There is still a great deal of work to do for many banks and credit unions to get to the point that Horton describes. The chart below, adapted from the Comperemedia report “Bank Branch Innovations 2019,” shows the results of a group of mystery shopper visits arranged by the firm to branches of nine large and regional banks and one large credit union.
How Will Platform Banking Impact Branches?
With the news of Google partnering with Citibank and Stanford Federal Credit Union to offer checking, along with earlier announcements involving Chase and Amazon and Facebook’s Libra digital currency, does it even make sense to talk about modernizing branches when the basic banking model itself may be in question?
In addition to the Big Tech forays into banking, Celent’s Bob Meara points out that it is “crazy-easier than ever” for a fintech to get into the banking business. BBVA’s open API platform can get them up and running in six weeks, he says.
“If you’re a smaller financial institution, why not outsource everything except customer-facing sales and support.
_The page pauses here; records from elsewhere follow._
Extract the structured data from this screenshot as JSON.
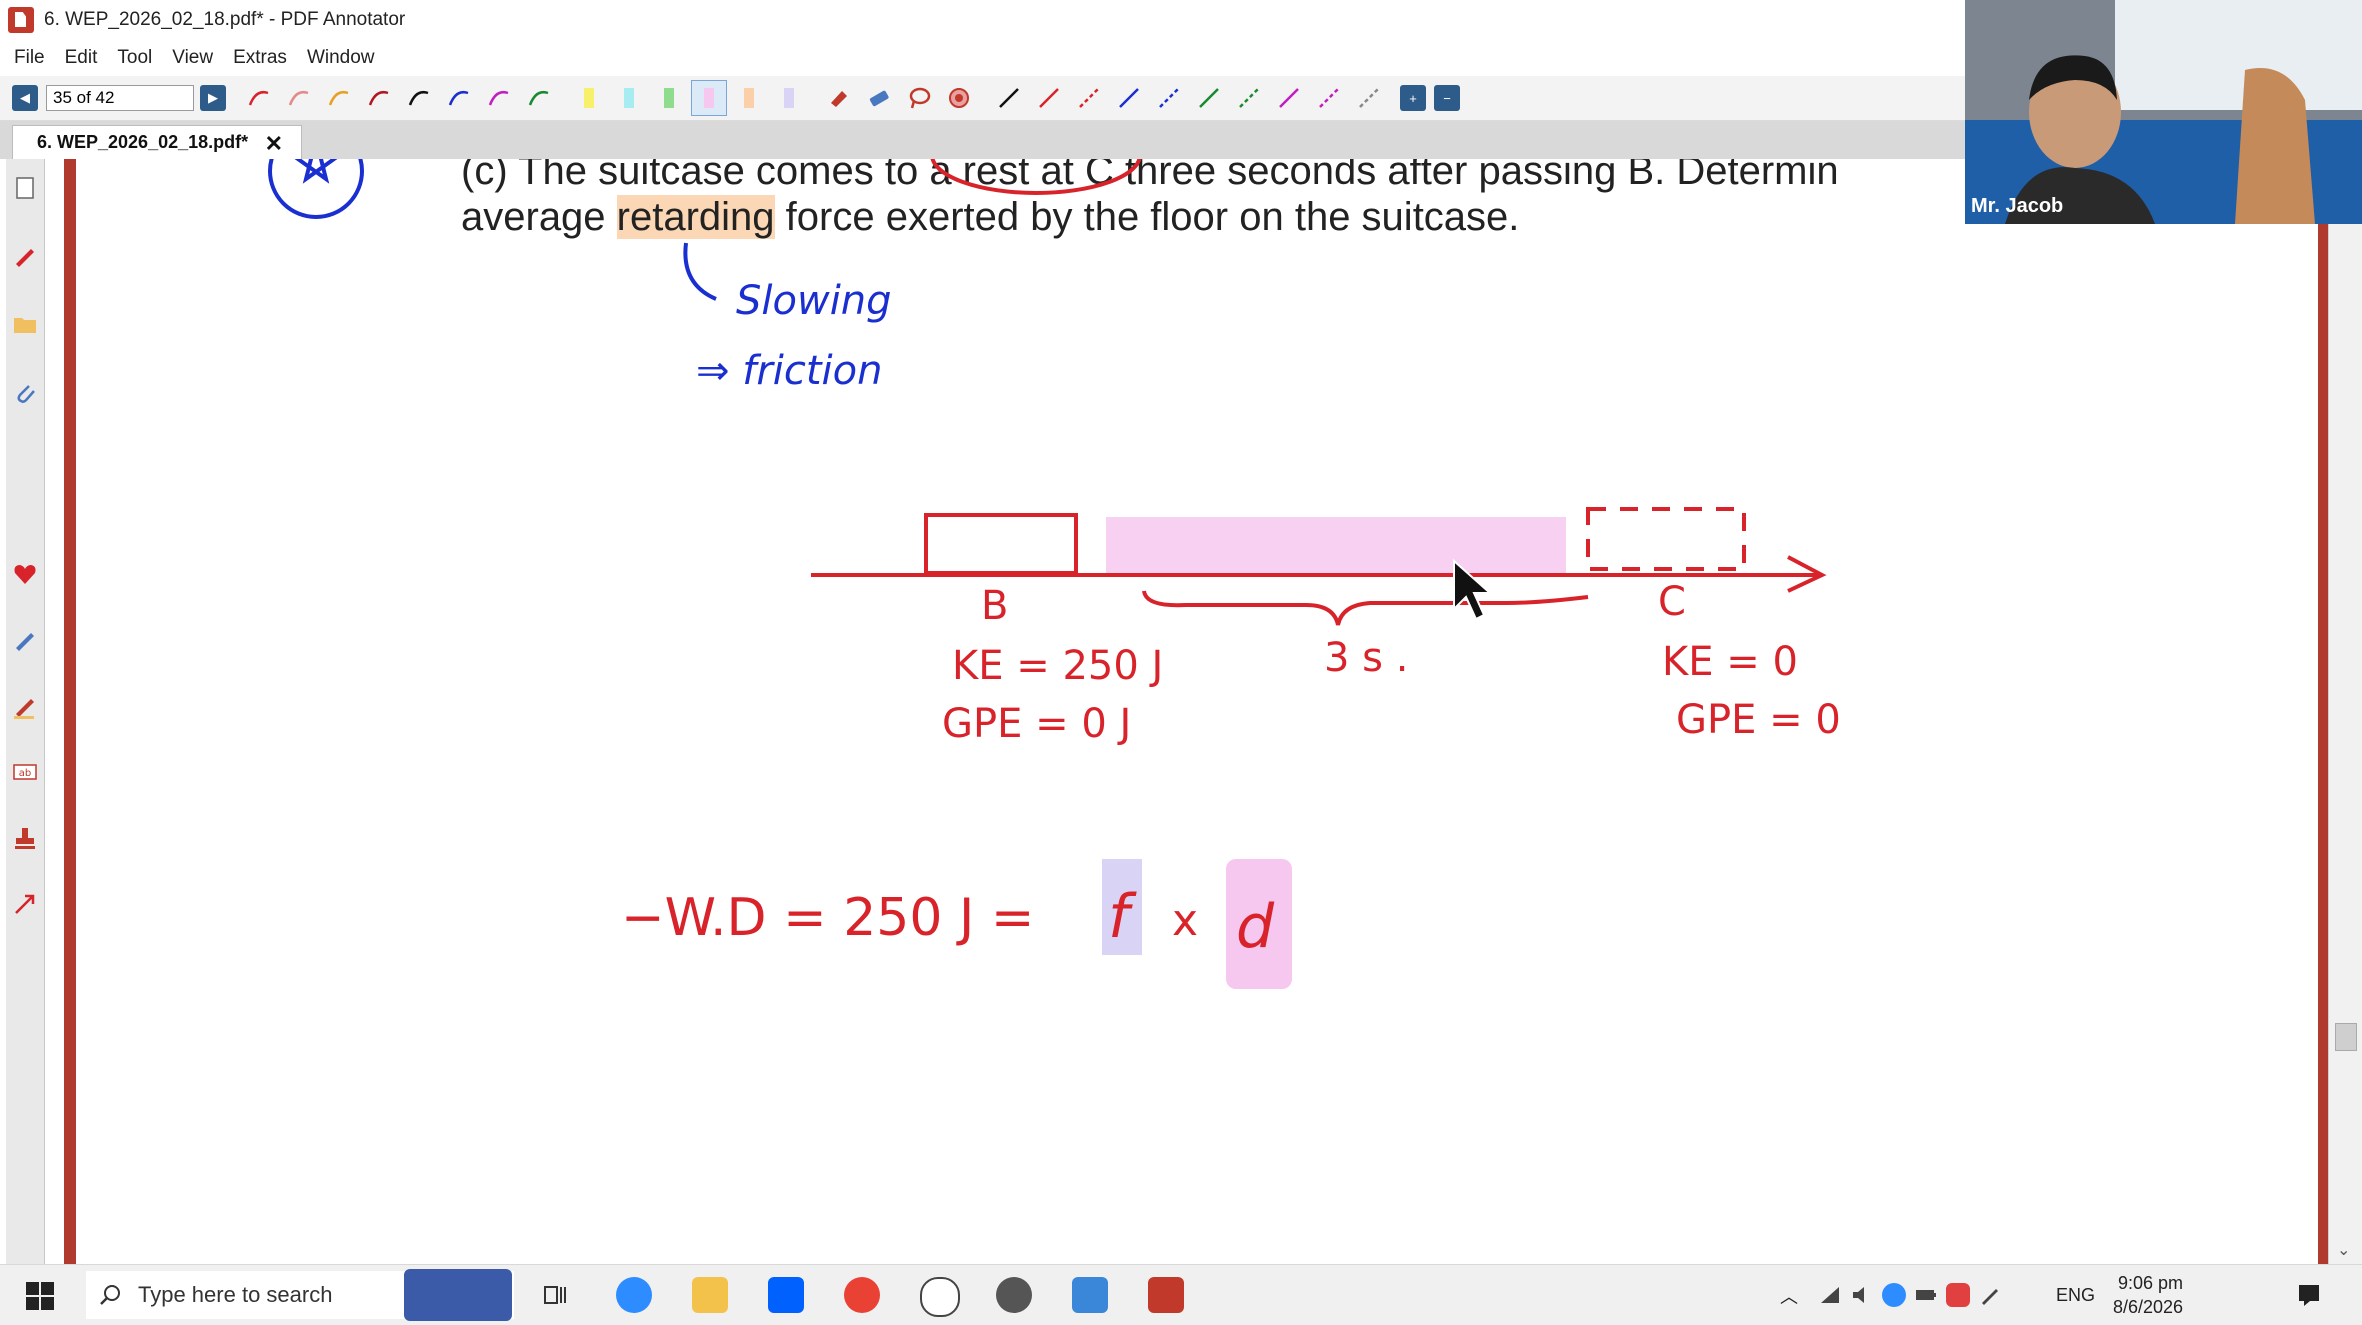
{
  "window": {
    "title": "6. WEP_2026_02_18.pdf* - PDF Annotator"
  },
  "menu": [
    "File",
    "Edit",
    "Tool",
    "View",
    "Extras",
    "Window"
  ],
  "toolbar": {
    "page_indicator": "35 of 42"
  },
  "tab": {
    "label": "6. WEP_2026_02_18.pdf*",
    "close": "✕"
  },
  "document": {
    "line1": "(c)  The suitcase comes to a rest at C three seconds after passing B.  Determin",
    "line2_pre": "average ",
    "line2_highlight": "retarding",
    "line2_post": " force exerted by the floor on the suitcase."
  },
  "annotations": {
    "slowing": "Slowing",
    "friction": "⇒ friction",
    "label_b": "B",
    "label_c": "C",
    "ke_b": "KE = 250 J",
    "gpe_b": "GPE = 0 J",
    "time": "3 s .",
    "ke_c": "KE = 0",
    "gpe_c": "GPE = 0",
    "equation_left": "−W.D = 250 J  =",
    "equation_f": "f",
    "equation_x": "x",
    "equation_d": "d"
  },
  "webcam": {
    "name": "Mr. Jacob"
  },
  "taskbar": {
    "search_placeholder": "Type here to search",
    "language": "ENG",
    "time": "9:06 pm",
    "date": "8/6/2026"
  },
  "colors": {
    "ink_red": "#d8232a",
    "ink_blue": "#1a2fd0",
    "highlight_pink": "#f6c8f0",
    "highlight_lavender": "#d9d4f5",
    "app_red": "#c0392b"
  }
}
And why not share branches?”
— Bob Meara, Celent
“All this makes me think that if you’re one of the 12,000 smaller financial institutions in the U.S., why would you want to have a vertically integrated business model? asks Meara. “If so much of running a bank is much more efficient at scale, why would you try and compete as a small organization? Why wouldn’t you just say, ‘Why don’t we just outsource everything except customer-facing sales and support?'”
Meara relates this specifically to the issue of the future of branches. Part of the branch challenge, he says, is you can only make it so efficient. You still have buildings and lighting heat and cooling and all that, which won’t scale like digital.
He floats the thought that other community banking institutions could take a page from credit unions’ playbook. Many credit unions not only share networks of ATMs, they share branches. The Co-op Shared Branch network, for example, has 1,850 participating credit unions. It’s also a practice that’s been used by banks in other countries, as well.